▸ **Provided records**:
# # #

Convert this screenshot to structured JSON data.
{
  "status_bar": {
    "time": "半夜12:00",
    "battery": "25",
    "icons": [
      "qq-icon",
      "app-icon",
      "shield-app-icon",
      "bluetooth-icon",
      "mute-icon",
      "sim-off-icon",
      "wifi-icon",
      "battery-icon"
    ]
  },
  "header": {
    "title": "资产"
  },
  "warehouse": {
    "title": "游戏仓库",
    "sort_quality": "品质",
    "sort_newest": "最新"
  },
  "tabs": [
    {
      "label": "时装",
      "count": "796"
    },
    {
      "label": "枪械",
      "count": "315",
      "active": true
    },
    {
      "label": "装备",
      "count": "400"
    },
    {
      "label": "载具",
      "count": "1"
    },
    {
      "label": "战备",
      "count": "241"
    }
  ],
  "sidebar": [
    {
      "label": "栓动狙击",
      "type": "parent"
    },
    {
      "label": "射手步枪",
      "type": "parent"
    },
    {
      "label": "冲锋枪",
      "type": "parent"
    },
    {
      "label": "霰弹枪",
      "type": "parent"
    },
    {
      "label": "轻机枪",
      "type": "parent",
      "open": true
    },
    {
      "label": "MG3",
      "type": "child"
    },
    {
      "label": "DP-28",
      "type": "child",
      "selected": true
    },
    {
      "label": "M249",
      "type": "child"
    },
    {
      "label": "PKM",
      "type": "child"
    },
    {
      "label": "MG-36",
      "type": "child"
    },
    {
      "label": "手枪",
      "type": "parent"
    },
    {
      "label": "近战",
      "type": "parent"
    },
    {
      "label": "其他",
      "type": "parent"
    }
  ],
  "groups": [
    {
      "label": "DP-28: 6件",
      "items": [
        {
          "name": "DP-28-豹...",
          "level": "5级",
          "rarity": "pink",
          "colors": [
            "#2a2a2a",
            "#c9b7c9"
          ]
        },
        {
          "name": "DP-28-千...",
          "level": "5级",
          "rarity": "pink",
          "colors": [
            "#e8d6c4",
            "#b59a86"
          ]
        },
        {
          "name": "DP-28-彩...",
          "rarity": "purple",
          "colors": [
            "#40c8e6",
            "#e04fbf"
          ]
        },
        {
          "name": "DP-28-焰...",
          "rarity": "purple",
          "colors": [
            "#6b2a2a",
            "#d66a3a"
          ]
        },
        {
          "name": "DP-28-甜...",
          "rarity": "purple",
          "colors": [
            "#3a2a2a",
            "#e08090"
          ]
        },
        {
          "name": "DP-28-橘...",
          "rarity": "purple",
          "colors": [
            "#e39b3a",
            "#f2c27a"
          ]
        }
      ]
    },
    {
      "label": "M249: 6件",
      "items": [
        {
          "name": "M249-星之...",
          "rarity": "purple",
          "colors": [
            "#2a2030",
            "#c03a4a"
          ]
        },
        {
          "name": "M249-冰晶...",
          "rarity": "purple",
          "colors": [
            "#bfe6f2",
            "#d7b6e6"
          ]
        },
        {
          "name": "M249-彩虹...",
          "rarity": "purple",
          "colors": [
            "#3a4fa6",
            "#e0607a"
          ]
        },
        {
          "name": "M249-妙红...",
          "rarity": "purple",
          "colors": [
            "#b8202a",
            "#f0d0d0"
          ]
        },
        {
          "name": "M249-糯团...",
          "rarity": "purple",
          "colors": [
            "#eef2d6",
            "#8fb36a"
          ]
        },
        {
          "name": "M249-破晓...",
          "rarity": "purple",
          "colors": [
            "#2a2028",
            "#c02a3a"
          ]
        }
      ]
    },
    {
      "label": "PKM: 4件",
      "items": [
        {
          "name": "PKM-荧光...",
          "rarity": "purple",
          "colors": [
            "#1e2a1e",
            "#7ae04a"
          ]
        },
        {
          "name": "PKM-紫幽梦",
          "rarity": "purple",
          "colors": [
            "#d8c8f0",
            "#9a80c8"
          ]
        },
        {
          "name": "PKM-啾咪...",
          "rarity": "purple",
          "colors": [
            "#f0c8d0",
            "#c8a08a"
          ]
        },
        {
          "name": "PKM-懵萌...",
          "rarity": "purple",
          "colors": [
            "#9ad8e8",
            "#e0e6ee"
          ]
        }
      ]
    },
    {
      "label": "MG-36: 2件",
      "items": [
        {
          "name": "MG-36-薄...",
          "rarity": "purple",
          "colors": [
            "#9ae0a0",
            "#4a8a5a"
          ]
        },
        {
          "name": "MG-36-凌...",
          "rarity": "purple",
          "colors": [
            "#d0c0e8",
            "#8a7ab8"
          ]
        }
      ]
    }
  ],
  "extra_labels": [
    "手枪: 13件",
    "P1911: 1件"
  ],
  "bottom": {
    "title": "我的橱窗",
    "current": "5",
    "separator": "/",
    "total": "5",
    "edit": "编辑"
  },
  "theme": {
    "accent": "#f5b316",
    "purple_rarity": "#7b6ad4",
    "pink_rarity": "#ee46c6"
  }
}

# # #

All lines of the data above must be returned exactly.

Convert this screenshot to structured JSON data.
{
  "status_bar": {
    "time": "半夜12:00",
    "battery": "25",
    "icons": [
      "qq-icon",
      "app-icon",
      "shield-app-icon",
      "bluetooth-icon",
      "mute-icon",
      "sim-off-icon",
      "wifi-icon",
      "battery-icon"
    ]
  },
  "header": {
    "title": "资产"
  },
  "warehouse": {
    "title": "游戏仓库",
    "sort_quality": "品质",
    "sort_newest": "最新"
  },
  "tabs": [
    {
      "label": "时装",
      "count": "796"
    },
    {
      "label": "枪械",
      "count": "315",
      "active": true
    },
    {
      "label": "装备",
      "count": "400"
    },
    {
      "label": "载具",
      "count": "1"
    },
    {
      "label": "战备",
      "count": "241"
    }
  ],
  "sidebar": [
    {
      "label": "栓动狙击",
      "type": "parent"
    },
    {
      "label": "射手步枪",
      "type": "parent"
    },
    {
      "label": "冲锋枪",
      "type": "parent"
    },
    {
      "label": "霰弹枪",
      "type": "parent"
    },
    {
      "label": "轻机枪",
      "type": "parent",
      "open": true
    },
    {
      "label": "MG3",
      "type": "child"
    },
    {
      "label": "DP-28",
      "type": "child",
      "selected": true
    },
    {
      "label": "M249",
      "type": "child"
    },
    {
      "label": "PKM",
      "type": "child"
    },
    {
      "label": "MG-36",
      "type": "child"
    },
    {
      "label": "手枪",
      "type": "parent"
    },
    {
      "label": "近战",
      "type": "parent"
    },
    {
      "label": "其他",
      "type": "parent"
    }
  ],
  "groups": [
    {
      "label": "DP-28: 6件",
      "items": [
        {
          "name": "DP-28-豹...",
          "level": "5级",
          "rarity": "pink",
          "colors": [
            "#2a2a2a",
            "#c9b7c9"
          ]
        },
        {
          "name": "DP-28-千...",
          "level": "5级",
          "rarity": "pink",
          "colors": [
            "#e8d6c4",
            "#b59a86"
          ]
        },
        {
          "name": "DP-28-彩...",
          "rarity": "purple",
          "colors": [
            "#40c8e6",
            "#e04fbf"
          ]
        },
        {
          "name": "DP-28-焰...",
          "rarity": "purple",
          "colors": [
            "#6b2a2a",
            "#d66a3a"
          ]
        },
        {
          "name": "DP-28-甜...",
          "rarity": "purple",
          "colors": [
            "#3a2a2a",
            "#e08090"
          ]
        },
        {
          "name": "DP-28-橘...",
          "rarity": "purple",
          "colors": [
            "#e39b3a",
            "#f2c27a"
          ]
        }
      ]
    },
    {
      "label": "M249: 6件",
      "items": [
        {
          "name": "M249-星之...",
          "rarity": "purple",
          "colors": [
            "#2a2030",
            "#c03a4a"
          ]
        },
        {
          "name": "M249-冰晶...",
          "rarity": "purple",
          "colors": [
            "#bfe6f2",
            "#d7b6e6"
          ]
        },
        {
          "name": "M249-彩虹...",
          "rarity": "purple",
          "colors": [
            "#3a4fa6",
            "#e0607a"
          ]
        },
        {
          "name": "M249-妙红...",
          "rarity": "purple",
          "colors": [
            "#b8202a",
            "#f0d0d0"
          ]
        },
        {
          "name": "M249-糯团...",
          "rarity": "purple",
          "colors": [
            "#eef2d6",
            "#8fb36a"
          ]
        },
        {
          "name": "M249-破晓...",
          "rarity": "purple",
          "colors": [
            "#2a2028",
            "#c02a3a"
          ]
        }
      ]
    },
    {
      "label": "PKM: 4件",
      "items": [
        {
          "name": "PKM-荧光...",
          "rarity": "purple",
          "colors": [
            "#1e2a1e",
            "#7ae04a"
          ]
        },
        {
          "name": "PKM-紫幽梦",
          "rarity": "purple",
          "colors": [
            "#d8c8f0",
            "#9a80c8"
          ]
        },
        {
          "name": "PKM-啾咪...",
          "rarity": "purple",
          "colors": [
            "#f0c8d0",
            "#c8a08a"
          ]
        },
        {
          "name": "PKM-懵萌...",
          "rarity": "purple",
          "colors": [
            "#9ad8e8",
            "#e0e6ee"
          ]
        }
      ]
    },
    {
      "label": "MG-36: 2件",
      "items": [
        {
          "name": "MG-36-薄...",
          "rarity": "purple",
          "colors": [
            "#9ae0a0",
            "#4a8a5a"
          ]
        },
        {
          "name": "MG-36-凌...",
          "rarity": "purple",
          "colors": [
            "#d0c0e8",
            "#8a7ab8"
          ]
        }
      ]
    }
  ],
  "extra_labels": [
    "手枪: 13件",
    "P1911: 1件"
  ],
  "bottom": {
    "title": "我的橱窗",
    "current": "5",
    "separator": "/",
    "total": "5",
    "edit": "编辑"
  },
  "theme": {
    "accent": "#f5b316",
    "purple_rarity": "#7b6ad4",
    "pink_rarity": "#ee46c6"
  }
}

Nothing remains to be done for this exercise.